7.7%

20.0%

11.4%

13.2%

9.4%

22.5%

Nevada

6.3%

16.6%

8.8%

25.5%

4.9%

16.3%

8.8%

25.1%

7.8%

17.0%

8.8%

25.8%

Mississippi

6.9%

13.8%

8.9%

22.8%

5.5%

12.7%

7.6%

20.3%

8.5%

14.9%

10.0%

24.9%

The Bottom Line on the Most Educated States and the Least Educated

Available financial resources is definitely an important factor when it comes to educational attainment.

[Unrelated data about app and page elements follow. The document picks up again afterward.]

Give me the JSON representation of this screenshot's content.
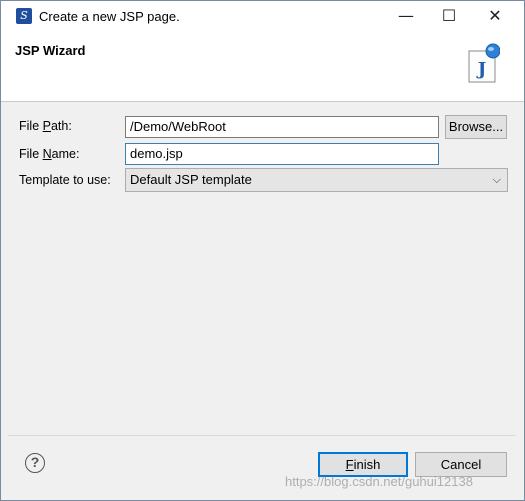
{
  "window": {
    "title": "Create a new JSP page.",
    "controls": {
      "minimize": "—",
      "maximize": "☐",
      "close": "✕"
    }
  },
  "header": {
    "title": "JSP Wizard",
    "icon_letter": "J"
  },
  "form": {
    "file_path": {
      "label_pre": "File ",
      "label_underline": "P",
      "label_post": "ath:",
      "value": "/Demo/WebRoot"
    },
    "browse_button": "Browse...",
    "file_name": {
      "label_pre": "File ",
      "label_underline": "N",
      "label_post": "ame:",
      "value": "demo.jsp"
    },
    "template": {
      "label": "Template to use:",
      "selected": "Default JSP template"
    }
  },
  "footer": {
    "help": "?",
    "finish": {
      "underline": "F",
      "rest": "inish"
    },
    "cancel": "Cancel"
  },
  "watermark": "https://blog.csdn.net/guhui12138"
}
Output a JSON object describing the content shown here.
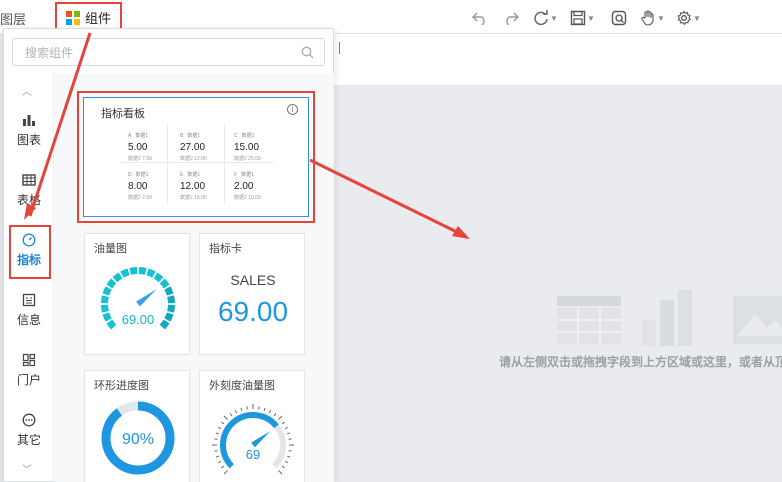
{
  "topbar": {
    "layers_label": "图层",
    "component_button_label": "组件",
    "tools": [
      "undo-icon",
      "redo-icon",
      "refresh-icon",
      "save-icon",
      "preview-icon",
      "hand-icon",
      "settings-icon"
    ]
  },
  "panel": {
    "search_placeholder": "搜索组件",
    "categories": [
      {
        "label": "图表",
        "icon": "chart-icon"
      },
      {
        "label": "表格",
        "icon": "table-icon"
      },
      {
        "label": "指标",
        "icon": "gauge-icon"
      },
      {
        "label": "信息",
        "icon": "info-icon"
      },
      {
        "label": "门户",
        "icon": "portal-icon"
      },
      {
        "label": "其它",
        "icon": "more-icon"
      }
    ],
    "active_category": "指标",
    "components": {
      "kpi_board": {
        "title": "指标看板",
        "cells": [
          {
            "letter": "A",
            "label": "数据1",
            "value": "5.00",
            "sub": "数据2 7.00"
          },
          {
            "letter": "B",
            "label": "数据1",
            "value": "27.00",
            "sub": "数据2 12.00"
          },
          {
            "letter": "C",
            "label": "数据1",
            "value": "15.00",
            "sub": "数据2 25.00"
          },
          {
            "letter": "D",
            "label": "数据1",
            "value": "8.00",
            "sub": "数据2 2.00"
          },
          {
            "letter": "E",
            "label": "数据1",
            "value": "12.00",
            "sub": "数据2 16.00"
          },
          {
            "letter": "F",
            "label": "数据1",
            "value": "2.00",
            "sub": "数据2 10.00"
          }
        ]
      },
      "gauge": {
        "title": "油量图",
        "value": "69.00",
        "fraction": 0.69
      },
      "metric_card": {
        "title": "指标卡",
        "caption": "SALES",
        "value": "69.00"
      },
      "ring_progress": {
        "title": "环形进度图",
        "value": "90%",
        "fraction": 0.9
      },
      "outer_scale_gauge": {
        "title": "外刻度油量图",
        "value": "69",
        "fraction": 0.69
      }
    }
  },
  "canvas": {
    "hint": "请从左侧双击或拖拽字段到上方区域或这里，或者从顶"
  },
  "colors": {
    "accent": "#1f86d6",
    "highlight": "#e8433a",
    "gauge_cyan": "#14c2d6",
    "metric_blue": "#1f97e0"
  }
}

It’s no coincidence that the top of the list of the most educated states also have high household incomes compared to the US overall. College has become incredibly expensive over the years, making student loans and financial aid more central than ever to paying for the cost of higher education. Another key way of lightening the financial burden of attending college is to apply for college scholarships, of which there are literally thousands available across the country and to all types of people. BrokeScholar itself has a massive library of scholarships for college, whether you’re looking for an undergraduate degree or a graduate degree. As college costs continue to rise year after year, it is likely that applications for college scholarships will accelerate.